» Problem description: Reading the records below, count the lines in which the string "JSON" appears; write the number only.

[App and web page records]
--------------------------------------------------

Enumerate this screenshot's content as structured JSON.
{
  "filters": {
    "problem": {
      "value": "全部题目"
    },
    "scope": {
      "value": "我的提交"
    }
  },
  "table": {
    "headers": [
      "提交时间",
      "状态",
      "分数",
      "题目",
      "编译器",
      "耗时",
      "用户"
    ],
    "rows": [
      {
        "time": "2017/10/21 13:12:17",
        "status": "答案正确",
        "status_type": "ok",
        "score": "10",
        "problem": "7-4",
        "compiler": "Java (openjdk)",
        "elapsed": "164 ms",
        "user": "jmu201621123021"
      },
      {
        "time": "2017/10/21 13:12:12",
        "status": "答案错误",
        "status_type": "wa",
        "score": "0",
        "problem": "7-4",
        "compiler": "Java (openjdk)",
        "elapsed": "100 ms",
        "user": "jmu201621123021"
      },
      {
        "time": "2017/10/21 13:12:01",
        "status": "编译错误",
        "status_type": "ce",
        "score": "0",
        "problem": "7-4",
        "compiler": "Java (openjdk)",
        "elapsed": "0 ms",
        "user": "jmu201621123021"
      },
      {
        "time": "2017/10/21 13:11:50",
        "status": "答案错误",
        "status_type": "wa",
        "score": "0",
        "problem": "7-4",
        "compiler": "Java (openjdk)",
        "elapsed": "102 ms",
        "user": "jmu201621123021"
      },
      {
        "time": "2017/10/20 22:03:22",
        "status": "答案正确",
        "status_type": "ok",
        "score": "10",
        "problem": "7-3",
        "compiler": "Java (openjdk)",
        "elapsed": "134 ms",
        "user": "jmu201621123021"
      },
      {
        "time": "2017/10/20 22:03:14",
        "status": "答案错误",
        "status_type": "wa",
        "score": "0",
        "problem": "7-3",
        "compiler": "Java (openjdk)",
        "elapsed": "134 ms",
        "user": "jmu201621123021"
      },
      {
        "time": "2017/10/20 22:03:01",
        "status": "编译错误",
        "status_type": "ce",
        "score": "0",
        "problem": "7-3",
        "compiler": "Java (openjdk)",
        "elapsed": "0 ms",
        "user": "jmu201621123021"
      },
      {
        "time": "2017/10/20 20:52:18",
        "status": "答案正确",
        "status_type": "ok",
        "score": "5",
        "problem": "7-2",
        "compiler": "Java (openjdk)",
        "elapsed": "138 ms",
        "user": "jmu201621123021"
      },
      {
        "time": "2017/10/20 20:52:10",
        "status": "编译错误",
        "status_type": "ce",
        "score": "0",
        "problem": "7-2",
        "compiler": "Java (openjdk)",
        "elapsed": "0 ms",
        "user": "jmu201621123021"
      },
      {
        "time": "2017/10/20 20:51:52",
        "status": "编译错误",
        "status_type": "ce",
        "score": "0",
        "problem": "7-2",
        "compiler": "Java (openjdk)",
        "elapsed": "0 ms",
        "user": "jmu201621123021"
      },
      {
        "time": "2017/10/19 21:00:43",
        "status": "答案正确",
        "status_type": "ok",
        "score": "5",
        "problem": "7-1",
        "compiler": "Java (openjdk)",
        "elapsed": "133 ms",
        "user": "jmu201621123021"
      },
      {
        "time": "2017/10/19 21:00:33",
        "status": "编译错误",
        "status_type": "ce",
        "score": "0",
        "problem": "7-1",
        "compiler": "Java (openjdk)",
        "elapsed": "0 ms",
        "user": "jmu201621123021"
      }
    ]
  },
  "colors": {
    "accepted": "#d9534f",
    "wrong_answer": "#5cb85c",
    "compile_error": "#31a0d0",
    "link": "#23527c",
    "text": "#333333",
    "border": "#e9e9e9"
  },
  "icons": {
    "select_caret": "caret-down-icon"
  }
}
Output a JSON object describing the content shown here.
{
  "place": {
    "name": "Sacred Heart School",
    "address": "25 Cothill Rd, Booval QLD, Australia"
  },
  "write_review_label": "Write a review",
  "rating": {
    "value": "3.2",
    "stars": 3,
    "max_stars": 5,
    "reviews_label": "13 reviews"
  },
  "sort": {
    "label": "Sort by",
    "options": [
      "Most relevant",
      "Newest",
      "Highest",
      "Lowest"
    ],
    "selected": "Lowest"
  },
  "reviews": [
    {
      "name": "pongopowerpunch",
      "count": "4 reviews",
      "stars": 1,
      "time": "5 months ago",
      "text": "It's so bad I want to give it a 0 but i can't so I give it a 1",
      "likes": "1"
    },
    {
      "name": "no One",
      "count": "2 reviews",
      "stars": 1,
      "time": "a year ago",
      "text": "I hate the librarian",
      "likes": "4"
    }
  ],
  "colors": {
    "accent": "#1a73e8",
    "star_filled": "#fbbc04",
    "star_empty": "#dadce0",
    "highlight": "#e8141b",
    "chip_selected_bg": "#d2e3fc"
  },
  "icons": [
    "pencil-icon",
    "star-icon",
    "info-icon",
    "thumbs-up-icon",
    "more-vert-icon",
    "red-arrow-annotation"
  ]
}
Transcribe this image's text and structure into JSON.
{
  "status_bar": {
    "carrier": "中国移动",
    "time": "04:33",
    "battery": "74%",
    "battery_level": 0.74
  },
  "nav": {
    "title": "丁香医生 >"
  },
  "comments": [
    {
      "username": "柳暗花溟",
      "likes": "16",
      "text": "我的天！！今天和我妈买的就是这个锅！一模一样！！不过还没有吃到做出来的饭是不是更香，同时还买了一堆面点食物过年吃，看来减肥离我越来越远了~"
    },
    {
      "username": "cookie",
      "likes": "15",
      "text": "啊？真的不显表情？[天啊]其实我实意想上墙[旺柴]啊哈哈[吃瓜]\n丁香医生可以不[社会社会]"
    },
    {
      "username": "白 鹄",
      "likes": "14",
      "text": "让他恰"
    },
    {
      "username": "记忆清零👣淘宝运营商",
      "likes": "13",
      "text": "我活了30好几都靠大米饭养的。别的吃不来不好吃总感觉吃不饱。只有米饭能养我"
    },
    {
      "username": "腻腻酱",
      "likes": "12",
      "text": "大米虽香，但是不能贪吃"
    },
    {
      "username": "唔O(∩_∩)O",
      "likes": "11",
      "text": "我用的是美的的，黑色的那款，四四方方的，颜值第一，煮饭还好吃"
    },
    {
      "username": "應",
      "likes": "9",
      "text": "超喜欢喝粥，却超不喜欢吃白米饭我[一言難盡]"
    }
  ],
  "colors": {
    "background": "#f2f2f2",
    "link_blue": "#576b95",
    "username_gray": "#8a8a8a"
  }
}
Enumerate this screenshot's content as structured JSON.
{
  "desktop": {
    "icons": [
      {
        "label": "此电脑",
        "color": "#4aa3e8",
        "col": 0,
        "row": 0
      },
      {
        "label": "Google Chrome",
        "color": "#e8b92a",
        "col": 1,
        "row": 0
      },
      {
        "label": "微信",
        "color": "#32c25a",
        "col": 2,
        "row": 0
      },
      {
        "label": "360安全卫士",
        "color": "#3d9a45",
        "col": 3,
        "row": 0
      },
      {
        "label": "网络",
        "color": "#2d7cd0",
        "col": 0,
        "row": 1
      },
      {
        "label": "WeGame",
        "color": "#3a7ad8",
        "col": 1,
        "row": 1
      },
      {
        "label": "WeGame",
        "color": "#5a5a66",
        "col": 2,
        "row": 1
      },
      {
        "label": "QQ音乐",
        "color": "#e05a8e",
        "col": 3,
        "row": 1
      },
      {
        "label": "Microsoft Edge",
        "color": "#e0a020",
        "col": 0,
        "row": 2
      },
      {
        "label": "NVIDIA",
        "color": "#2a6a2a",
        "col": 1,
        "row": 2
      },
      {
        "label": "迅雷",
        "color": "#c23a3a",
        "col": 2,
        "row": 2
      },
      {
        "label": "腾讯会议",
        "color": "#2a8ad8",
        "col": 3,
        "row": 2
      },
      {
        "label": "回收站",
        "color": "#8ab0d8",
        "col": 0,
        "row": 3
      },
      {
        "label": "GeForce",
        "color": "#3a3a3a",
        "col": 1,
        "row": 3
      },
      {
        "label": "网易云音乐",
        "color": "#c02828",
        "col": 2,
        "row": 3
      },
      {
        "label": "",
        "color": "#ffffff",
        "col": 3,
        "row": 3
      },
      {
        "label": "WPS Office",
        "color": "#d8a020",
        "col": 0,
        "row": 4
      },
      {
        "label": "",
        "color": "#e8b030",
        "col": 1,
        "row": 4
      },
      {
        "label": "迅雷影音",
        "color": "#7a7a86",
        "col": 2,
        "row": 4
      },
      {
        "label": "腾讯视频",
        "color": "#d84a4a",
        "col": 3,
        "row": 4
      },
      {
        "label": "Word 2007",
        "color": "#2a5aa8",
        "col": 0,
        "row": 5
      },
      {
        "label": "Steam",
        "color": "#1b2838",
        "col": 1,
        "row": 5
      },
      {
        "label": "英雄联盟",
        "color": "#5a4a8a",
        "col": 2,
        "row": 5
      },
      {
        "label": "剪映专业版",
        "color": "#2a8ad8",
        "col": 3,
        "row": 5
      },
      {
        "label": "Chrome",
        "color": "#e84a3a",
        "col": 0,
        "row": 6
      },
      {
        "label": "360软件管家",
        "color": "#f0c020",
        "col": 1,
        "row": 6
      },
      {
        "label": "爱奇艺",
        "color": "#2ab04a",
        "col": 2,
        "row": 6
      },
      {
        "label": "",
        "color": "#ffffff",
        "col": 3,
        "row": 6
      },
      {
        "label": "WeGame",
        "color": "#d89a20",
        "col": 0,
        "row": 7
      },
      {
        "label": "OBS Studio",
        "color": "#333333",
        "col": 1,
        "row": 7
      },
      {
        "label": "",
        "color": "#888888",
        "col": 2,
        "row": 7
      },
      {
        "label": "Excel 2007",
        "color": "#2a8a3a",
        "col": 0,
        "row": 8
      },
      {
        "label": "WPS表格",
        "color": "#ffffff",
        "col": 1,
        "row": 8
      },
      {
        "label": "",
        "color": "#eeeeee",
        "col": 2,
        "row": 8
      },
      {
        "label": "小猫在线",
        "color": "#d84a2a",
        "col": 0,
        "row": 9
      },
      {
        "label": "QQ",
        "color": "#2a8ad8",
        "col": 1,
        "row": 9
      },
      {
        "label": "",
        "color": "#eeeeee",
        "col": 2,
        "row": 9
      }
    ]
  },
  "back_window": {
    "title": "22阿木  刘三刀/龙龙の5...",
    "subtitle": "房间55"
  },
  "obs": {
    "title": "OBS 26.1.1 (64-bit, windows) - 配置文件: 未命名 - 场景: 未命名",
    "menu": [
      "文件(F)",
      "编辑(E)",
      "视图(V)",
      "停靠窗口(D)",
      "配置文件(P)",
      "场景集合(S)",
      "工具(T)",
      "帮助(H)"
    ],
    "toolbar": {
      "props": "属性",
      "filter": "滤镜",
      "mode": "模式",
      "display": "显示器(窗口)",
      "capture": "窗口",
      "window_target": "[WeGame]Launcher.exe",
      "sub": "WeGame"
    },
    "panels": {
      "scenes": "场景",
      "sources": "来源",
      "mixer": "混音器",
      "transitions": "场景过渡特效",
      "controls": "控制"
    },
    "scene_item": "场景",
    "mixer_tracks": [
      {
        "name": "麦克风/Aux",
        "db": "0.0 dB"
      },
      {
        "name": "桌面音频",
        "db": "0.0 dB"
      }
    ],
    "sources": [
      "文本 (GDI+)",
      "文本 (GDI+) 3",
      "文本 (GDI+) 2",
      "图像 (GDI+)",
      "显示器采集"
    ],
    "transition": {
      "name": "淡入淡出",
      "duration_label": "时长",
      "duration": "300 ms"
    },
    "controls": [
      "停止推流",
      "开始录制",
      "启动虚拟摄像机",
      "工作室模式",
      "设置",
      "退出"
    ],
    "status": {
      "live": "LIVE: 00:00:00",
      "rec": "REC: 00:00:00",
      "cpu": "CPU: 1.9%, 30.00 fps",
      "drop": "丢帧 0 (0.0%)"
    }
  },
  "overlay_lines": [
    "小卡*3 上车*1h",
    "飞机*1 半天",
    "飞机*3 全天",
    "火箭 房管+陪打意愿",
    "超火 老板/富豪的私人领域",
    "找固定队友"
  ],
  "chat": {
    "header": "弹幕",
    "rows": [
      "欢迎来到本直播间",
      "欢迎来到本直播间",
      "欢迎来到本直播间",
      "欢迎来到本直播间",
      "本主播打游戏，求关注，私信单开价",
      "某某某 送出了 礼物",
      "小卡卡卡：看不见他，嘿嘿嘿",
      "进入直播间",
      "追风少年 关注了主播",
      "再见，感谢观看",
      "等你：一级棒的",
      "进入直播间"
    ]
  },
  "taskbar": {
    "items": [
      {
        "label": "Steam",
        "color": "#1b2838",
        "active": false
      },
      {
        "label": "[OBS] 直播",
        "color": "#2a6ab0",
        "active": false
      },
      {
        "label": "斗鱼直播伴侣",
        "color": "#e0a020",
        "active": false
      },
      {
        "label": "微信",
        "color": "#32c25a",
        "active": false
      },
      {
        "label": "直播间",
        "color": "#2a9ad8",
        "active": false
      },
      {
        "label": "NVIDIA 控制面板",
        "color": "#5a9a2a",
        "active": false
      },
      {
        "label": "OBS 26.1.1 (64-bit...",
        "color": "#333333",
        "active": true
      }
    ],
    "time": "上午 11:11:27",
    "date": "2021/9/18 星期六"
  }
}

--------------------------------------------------

» Answer to this problem: 4